Problem to work on: From the line that contains "Read all visible content and emit it as JSON." down to the last line of the entries, repeat every line exactly. Do not carry over the pictures.

──────────

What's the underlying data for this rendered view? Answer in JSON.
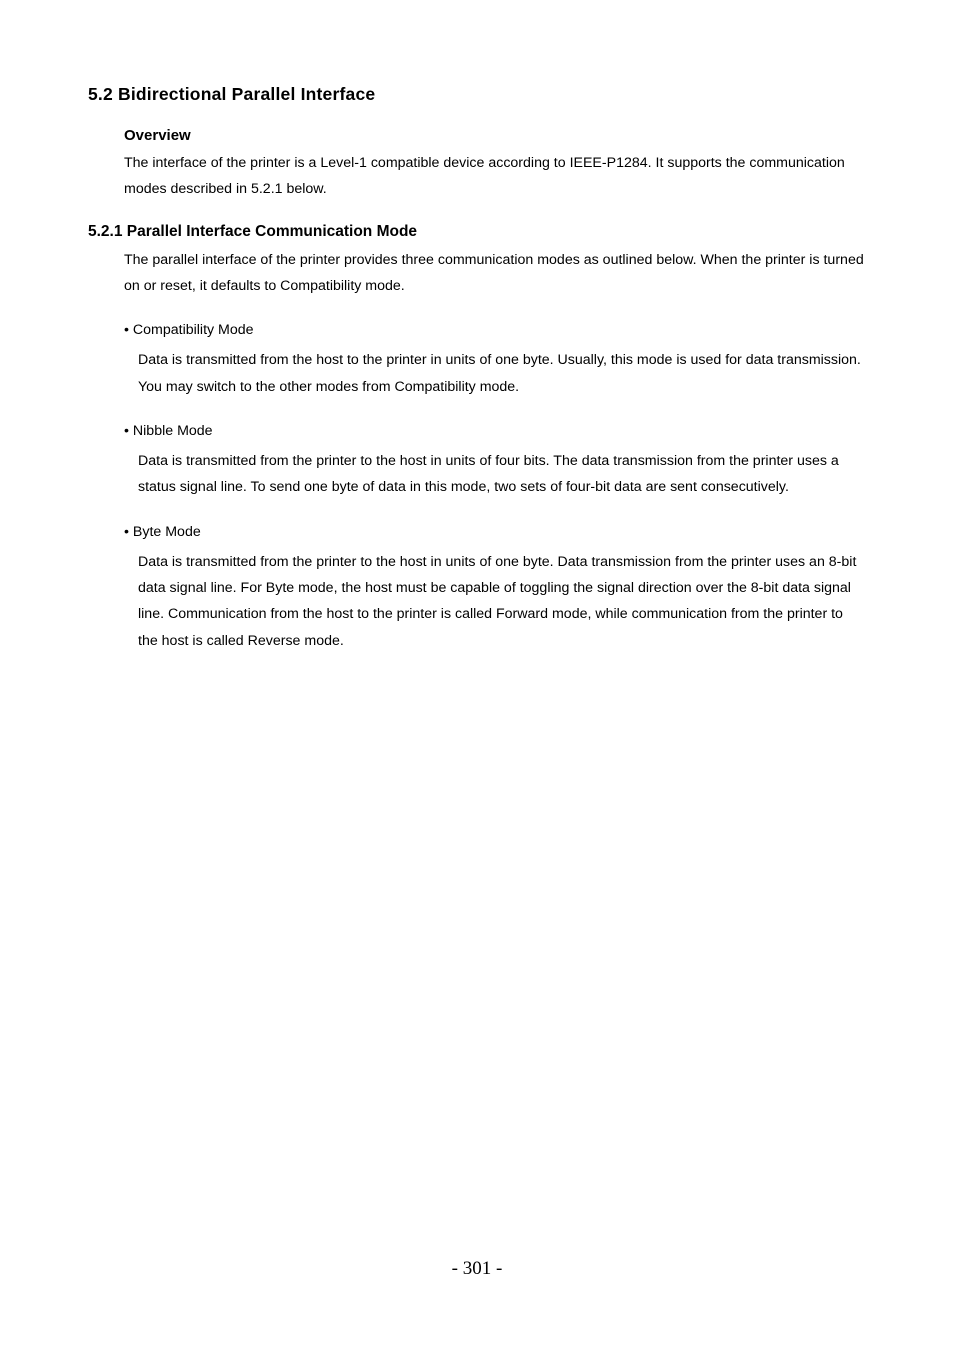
{
  "section_heading": "5.2 Bidirectional Parallel Interface",
  "overview": {
    "heading": "Overview",
    "paragraph": "The interface of the printer is a Level-1 compatible device according to IEEE-P1284. It supports the communication modes described in 5.2.1 below."
  },
  "subsection": {
    "heading": "5.2.1 Parallel Interface Communication Mode",
    "paragraph": "The parallel interface of the printer provides three communication modes as outlined below. When the printer is turned on or reset, it defaults to Compatibility mode."
  },
  "bullets": [
    {
      "title": "• Compatibility Mode",
      "body": "Data is transmitted from the host to the printer in units of one byte. Usually, this mode is used for data transmission. You may switch to the other modes from Compatibility mode."
    },
    {
      "title": "• Nibble Mode",
      "body": "Data is transmitted from the printer to the host in units of four bits. The data transmission from the printer uses a status signal line. To send one byte of data in this mode, two sets of four-bit data are sent consecutively."
    },
    {
      "title": "• Byte Mode",
      "body": "Data is transmitted from the printer to the host in units of one byte. Data transmission from the printer uses an 8-bit data signal line. For Byte mode, the host must be capable of toggling the signal direction over the 8-bit data signal line. Communication from the host to the printer is called Forward mode, while communication from the printer to the host is called Reverse mode."
    }
  ],
  "page_number": "- 301 -"
}
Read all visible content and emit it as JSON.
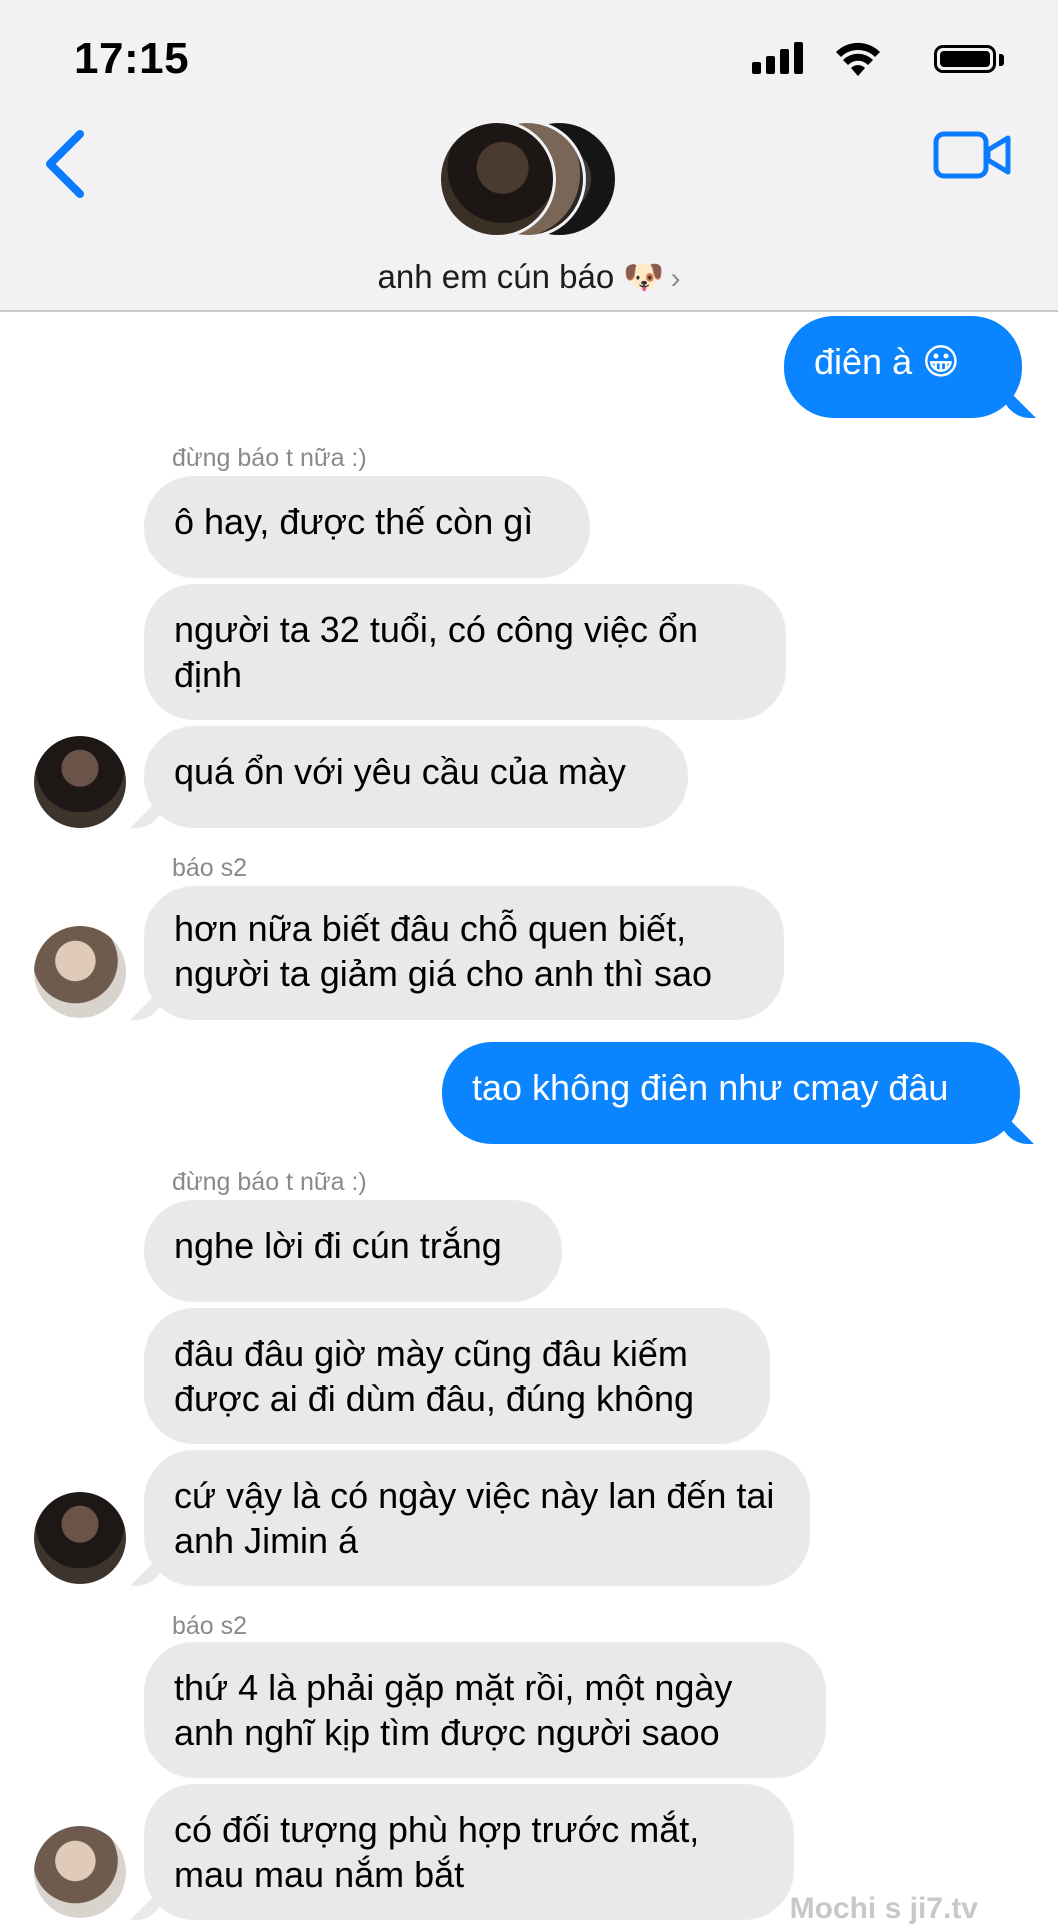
{
  "status": {
    "time": "17:15"
  },
  "header": {
    "title": "anh em cún báo 🐶",
    "chevron": "›"
  },
  "senders": {
    "a": "đừng báo t nữa :)",
    "b": "báo s2"
  },
  "messages": [
    {
      "text": "điên à 😀"
    },
    {
      "text": "ô hay, được thế còn gì"
    },
    {
      "text": "người ta 32 tuổi, có công việc ổn định"
    },
    {
      "text": "quá ổn với yêu cầu của mày"
    },
    {
      "text": "hơn nữa biết đâu chỗ quen biết, người ta giảm giá cho anh thì sao"
    },
    {
      "text": "tao không điên như cmay đâu"
    },
    {
      "text": "nghe lời đi cún trắng"
    },
    {
      "text": "đâu đâu giờ mày cũng đâu kiếm được ai đi dùm đâu, đúng không"
    },
    {
      "text": "cứ vậy là có ngày việc này lan đến tai anh Jimin á"
    },
    {
      "text": "thứ 4 là phải gặp mặt rồi, một ngày anh nghĩ kịp tìm được người saoo"
    },
    {
      "text": "có đối tượng phù hợp  trước mắt, mau mau nắm bắt"
    }
  ],
  "watermark": "Mochi s ji7.tv"
}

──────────

Exercise response:
Read all visible content and emit it as JSON.
{
  "status": {
    "time": "17:15"
  },
  "header": {
    "title": "anh em cún báo 🐶",
    "chevron": "›"
  },
  "senders": {
    "a": "đừng báo t nữa :)",
    "b": "báo s2"
  },
  "messages": [
    {
      "text": "điên à 😀"
    },
    {
      "text": "ô hay, được thế còn gì"
    },
    {
      "text": "người ta 32 tuổi, có công việc ổn định"
    },
    {
      "text": "quá ổn với yêu cầu của mày"
    },
    {
      "text": "hơn nữa biết đâu chỗ quen biết, người ta giảm giá cho anh thì sao"
    },
    {
      "text": "tao không điên như cmay đâu"
    },
    {
      "text": "nghe lời đi cún trắng"
    },
    {
      "text": "đâu đâu giờ mày cũng đâu kiếm được ai đi dùm đâu, đúng không"
    },
    {
      "text": "cứ vậy là có ngày việc này lan đến tai anh Jimin á"
    },
    {
      "text": "thứ 4 là phải gặp mặt rồi, một ngày anh nghĩ kịp tìm được người saoo"
    },
    {
      "text": "có đối tượng phù hợp  trước mắt, mau mau nắm bắt"
    }
  ],
  "watermark": "Mochi s ji7.tv"
}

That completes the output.